Born in California in 1932, Sir Paul was a son of J. Paul Getty, the oil tycoon and reputedly the richest man in the world.
He studied at San Francisco University and served in the US Army in Korea, before joining the family oil business in Italy.
His second wife was Talitha Pol, granddaughter of the artist Augustus John.
Their hippie lifestyle included the use of hard drugs, and Talitha died of a heroin overdose in 1971 - the first tragedy to blight the life of her husband.
Son's kidnapping horror
The second came two years later, when Sir Paul's eldest son Paul, then 17, was kidnapped by Italian terrorists, who demanded a ransom of more than $3m.
The boy's grandfather refused to help pay the ransom, believing it would endanger his other grandchildren.
He relented only when the kidnappers cut off Paul's ear and sent it to the family.
Sir Paul moved to London, living as a recluse and receiving treatment for his drug addiction.
Sir Paul gave £50m to the National Gallery
Tragedy struck again in 1981, when son Paul, the kidnap victim, took a drugs overdose and had a stroke which left him paralysed and virtually blind.
His father became more reclusive but, like his father before him, he became a committed Anglophile and took British citizenship.
He also started using his vast fortune for the benefit of his adopted country.
In 10 years from 1984 he gave away £140m, much of it in support of the arts.
The largest gift was of £50m to the National Gallery for the purchase of art treasures.
Ironically, Sir Paul's money helped prevent such precious artefacts as Antonio Canova's statue, The Three Graces, being bought by his father's pride and joy, the Getty Museum in California.
Other beneficiaries included the British film industry, the Imperial War Museum, Ely Cathedral, and even the families of striking miners in 1984.
Through his friend, Mick Jagger, Sir Paul also developed a love of cricket, a passion which led to a £2m gift to Lords cricket ground to build the new Mound Stand.

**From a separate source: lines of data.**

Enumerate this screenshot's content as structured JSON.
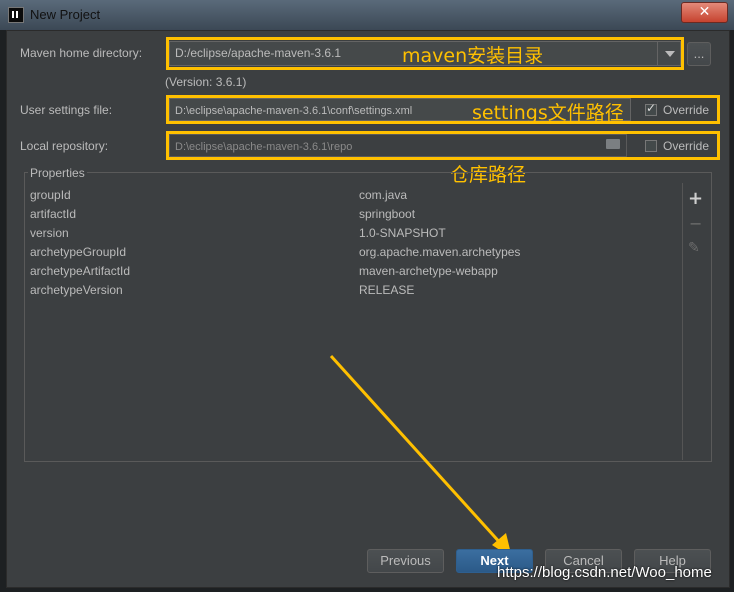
{
  "window": {
    "title": "New Project",
    "close_glyph": "✕"
  },
  "maven_home": {
    "label": "Maven home directory:",
    "value": "D:/eclipse/apache-maven-3.6.1",
    "version": "(Version: 3.6.1)",
    "browse_label": "...",
    "annotation": "maven安装目录"
  },
  "user_settings": {
    "label": "User settings file:",
    "value": "D:\\eclipse\\apache-maven-3.6.1\\conf\\settings.xml",
    "override_label": "Override",
    "override_checked": true,
    "annotation": "settings文件路径"
  },
  "local_repo": {
    "label": "Local repository:",
    "value": "D:\\eclipse\\apache-maven-3.6.1\\repo",
    "override_label": "Override",
    "override_checked": false,
    "annotation": "仓库路径"
  },
  "properties": {
    "title": "Properties",
    "rows": [
      {
        "key": "groupId",
        "value": "com.java"
      },
      {
        "key": "artifactId",
        "value": "springboot"
      },
      {
        "key": "version",
        "value": "1.0-SNAPSHOT"
      },
      {
        "key": "archetypeGroupId",
        "value": "org.apache.maven.archetypes"
      },
      {
        "key": "archetypeArtifactId",
        "value": "maven-archetype-webapp"
      },
      {
        "key": "archetypeVersion",
        "value": "RELEASE"
      }
    ],
    "add_glyph": "+",
    "remove_glyph": "−",
    "edit_glyph": "✎"
  },
  "buttons": {
    "previous": "Previous",
    "next": "Next",
    "cancel": "Cancel",
    "help": "Help"
  },
  "watermark": "https://blog.csdn.net/Woo_home",
  "colors": {
    "highlight": "#ffc000",
    "background": "#3c3f41",
    "primary_button": "#365880"
  }
}
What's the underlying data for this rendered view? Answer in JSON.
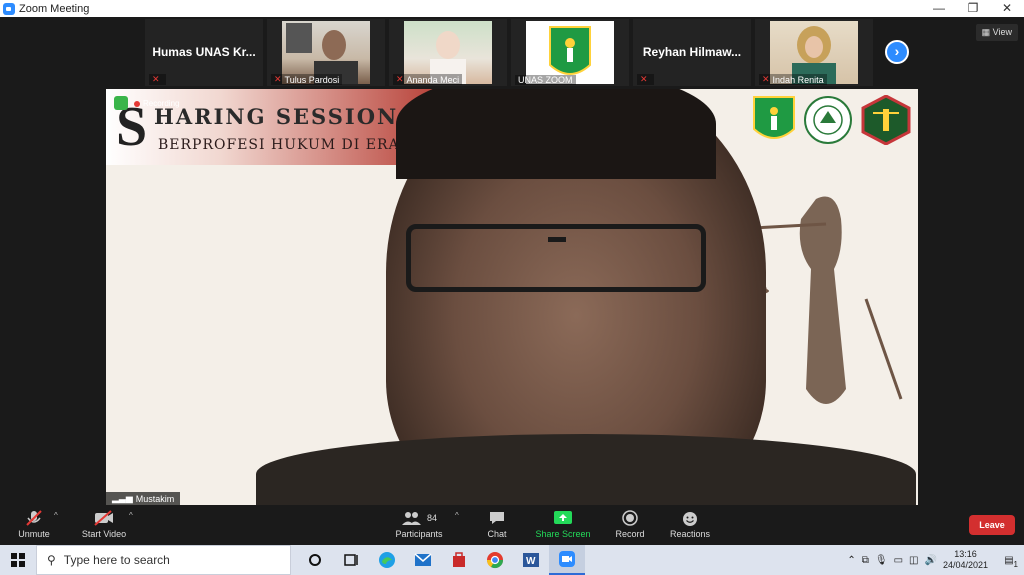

He bought Wisden, publishers of the cricketers' almanac, famously travelled to watch overseas Test matches on his yacht, the Talitha G, and had his own cricket ground built at his 3,000-acre estate in Buckinghamshire.
Sir Paul's philanthropy earned him an honorary knighthood from the Queen in 1986.
In 1994 he married for the third time, to Victoria Holdsworth, a former model. He had five children from his earlier marriages.